§ RECORDS TO PROCESS:
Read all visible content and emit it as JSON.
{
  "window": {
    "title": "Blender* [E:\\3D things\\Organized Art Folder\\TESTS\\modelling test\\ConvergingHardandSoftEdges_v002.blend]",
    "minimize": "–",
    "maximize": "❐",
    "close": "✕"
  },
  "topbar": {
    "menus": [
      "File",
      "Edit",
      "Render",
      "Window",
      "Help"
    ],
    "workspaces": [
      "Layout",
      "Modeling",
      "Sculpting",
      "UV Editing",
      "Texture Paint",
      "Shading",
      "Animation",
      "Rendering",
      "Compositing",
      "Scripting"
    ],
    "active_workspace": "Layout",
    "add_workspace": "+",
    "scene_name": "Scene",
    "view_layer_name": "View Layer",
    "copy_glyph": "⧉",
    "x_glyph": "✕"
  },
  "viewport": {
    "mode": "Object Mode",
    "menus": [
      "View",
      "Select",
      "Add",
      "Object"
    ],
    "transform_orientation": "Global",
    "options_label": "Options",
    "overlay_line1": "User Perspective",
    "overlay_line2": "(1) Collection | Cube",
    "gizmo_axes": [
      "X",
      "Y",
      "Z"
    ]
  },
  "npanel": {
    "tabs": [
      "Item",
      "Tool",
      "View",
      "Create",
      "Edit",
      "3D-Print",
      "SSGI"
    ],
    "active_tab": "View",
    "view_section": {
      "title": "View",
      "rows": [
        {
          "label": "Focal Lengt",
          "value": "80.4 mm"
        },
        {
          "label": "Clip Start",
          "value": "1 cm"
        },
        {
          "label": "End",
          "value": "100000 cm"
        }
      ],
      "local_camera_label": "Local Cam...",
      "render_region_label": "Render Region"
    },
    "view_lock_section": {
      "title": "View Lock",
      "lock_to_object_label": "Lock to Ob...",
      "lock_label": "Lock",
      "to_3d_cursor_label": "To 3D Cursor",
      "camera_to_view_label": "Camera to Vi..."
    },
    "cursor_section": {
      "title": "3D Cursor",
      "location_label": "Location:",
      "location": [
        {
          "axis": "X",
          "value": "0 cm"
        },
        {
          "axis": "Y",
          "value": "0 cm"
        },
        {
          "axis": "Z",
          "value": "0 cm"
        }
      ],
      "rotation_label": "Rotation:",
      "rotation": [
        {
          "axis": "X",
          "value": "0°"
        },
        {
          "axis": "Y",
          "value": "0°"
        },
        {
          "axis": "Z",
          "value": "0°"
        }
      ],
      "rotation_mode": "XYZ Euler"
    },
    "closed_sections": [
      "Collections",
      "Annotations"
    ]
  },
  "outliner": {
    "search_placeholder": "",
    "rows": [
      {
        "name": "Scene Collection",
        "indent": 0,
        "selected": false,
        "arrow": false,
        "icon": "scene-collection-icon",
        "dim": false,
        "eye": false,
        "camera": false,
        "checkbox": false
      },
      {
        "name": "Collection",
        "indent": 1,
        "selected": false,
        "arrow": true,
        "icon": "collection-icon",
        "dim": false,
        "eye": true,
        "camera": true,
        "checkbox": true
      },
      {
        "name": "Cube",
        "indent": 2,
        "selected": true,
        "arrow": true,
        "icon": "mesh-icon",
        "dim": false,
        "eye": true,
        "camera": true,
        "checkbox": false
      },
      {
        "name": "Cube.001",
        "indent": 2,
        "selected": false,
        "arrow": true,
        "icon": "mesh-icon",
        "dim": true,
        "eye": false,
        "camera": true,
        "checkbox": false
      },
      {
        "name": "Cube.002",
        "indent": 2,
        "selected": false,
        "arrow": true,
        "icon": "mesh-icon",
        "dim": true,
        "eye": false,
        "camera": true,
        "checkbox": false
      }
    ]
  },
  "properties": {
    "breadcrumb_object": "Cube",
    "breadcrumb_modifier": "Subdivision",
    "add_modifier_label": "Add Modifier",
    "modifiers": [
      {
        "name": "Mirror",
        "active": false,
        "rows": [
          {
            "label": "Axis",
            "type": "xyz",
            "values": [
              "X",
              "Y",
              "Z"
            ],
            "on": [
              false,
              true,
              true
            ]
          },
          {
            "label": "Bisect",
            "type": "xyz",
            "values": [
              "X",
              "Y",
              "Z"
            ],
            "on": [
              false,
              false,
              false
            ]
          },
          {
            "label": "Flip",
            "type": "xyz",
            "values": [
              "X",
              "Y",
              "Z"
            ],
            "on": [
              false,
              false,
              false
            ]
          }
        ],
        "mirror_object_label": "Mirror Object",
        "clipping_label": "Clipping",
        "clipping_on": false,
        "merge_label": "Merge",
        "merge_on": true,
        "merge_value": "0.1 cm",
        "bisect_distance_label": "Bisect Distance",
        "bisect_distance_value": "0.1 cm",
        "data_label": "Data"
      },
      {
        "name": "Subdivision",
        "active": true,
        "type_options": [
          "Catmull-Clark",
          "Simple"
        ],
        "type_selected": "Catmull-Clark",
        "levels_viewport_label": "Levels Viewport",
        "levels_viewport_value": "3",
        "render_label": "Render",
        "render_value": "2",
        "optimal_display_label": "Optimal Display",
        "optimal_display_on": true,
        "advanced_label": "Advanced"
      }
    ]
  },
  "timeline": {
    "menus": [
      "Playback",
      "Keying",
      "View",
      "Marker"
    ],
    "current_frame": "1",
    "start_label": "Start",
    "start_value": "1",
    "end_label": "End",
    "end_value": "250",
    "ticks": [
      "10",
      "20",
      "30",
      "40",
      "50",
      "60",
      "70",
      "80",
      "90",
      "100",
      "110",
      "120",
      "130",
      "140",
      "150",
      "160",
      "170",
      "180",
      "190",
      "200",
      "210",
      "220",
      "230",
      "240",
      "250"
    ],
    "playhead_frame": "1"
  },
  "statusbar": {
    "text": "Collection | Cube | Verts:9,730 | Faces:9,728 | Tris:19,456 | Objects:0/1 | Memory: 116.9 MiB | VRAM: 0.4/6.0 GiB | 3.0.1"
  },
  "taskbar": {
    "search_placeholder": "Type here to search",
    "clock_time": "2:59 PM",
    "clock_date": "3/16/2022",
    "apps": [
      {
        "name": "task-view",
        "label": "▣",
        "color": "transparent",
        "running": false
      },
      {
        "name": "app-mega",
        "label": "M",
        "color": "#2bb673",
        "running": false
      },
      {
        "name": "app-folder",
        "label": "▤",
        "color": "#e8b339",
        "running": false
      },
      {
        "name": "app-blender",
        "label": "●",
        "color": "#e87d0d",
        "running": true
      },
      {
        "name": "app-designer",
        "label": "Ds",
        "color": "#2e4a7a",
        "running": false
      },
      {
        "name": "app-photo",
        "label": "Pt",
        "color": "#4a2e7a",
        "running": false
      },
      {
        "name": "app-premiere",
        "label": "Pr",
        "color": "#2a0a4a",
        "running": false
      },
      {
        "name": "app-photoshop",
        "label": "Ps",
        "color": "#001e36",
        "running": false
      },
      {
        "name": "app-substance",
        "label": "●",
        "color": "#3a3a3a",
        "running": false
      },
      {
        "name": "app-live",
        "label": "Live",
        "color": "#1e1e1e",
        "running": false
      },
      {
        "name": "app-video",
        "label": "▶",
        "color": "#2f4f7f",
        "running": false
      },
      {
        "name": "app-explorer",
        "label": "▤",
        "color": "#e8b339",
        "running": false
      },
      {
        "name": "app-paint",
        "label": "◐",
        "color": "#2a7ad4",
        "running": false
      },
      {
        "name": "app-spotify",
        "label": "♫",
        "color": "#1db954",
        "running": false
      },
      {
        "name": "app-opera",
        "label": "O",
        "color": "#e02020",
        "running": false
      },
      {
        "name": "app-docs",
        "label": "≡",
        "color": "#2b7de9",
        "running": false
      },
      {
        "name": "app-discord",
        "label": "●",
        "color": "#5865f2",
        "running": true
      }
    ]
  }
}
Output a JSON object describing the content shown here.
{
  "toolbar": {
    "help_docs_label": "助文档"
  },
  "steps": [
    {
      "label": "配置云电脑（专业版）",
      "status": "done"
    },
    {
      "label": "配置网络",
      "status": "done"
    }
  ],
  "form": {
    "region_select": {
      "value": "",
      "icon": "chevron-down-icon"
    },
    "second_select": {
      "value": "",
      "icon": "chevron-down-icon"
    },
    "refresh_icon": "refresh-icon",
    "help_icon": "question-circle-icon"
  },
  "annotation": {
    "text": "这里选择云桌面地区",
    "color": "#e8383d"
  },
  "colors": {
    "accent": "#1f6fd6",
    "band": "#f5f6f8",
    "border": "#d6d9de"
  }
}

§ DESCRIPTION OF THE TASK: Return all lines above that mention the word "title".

§ ANSWER SECTION:
    "title": "Blender* [E:\\3D things\\Organized Art Folder\\TESTS\\modelling test\\ConvergingHardandSoftEdges_v002.blend]",
      "title": "View",
      "title": "View Lock",
      "title": "3D Cursor",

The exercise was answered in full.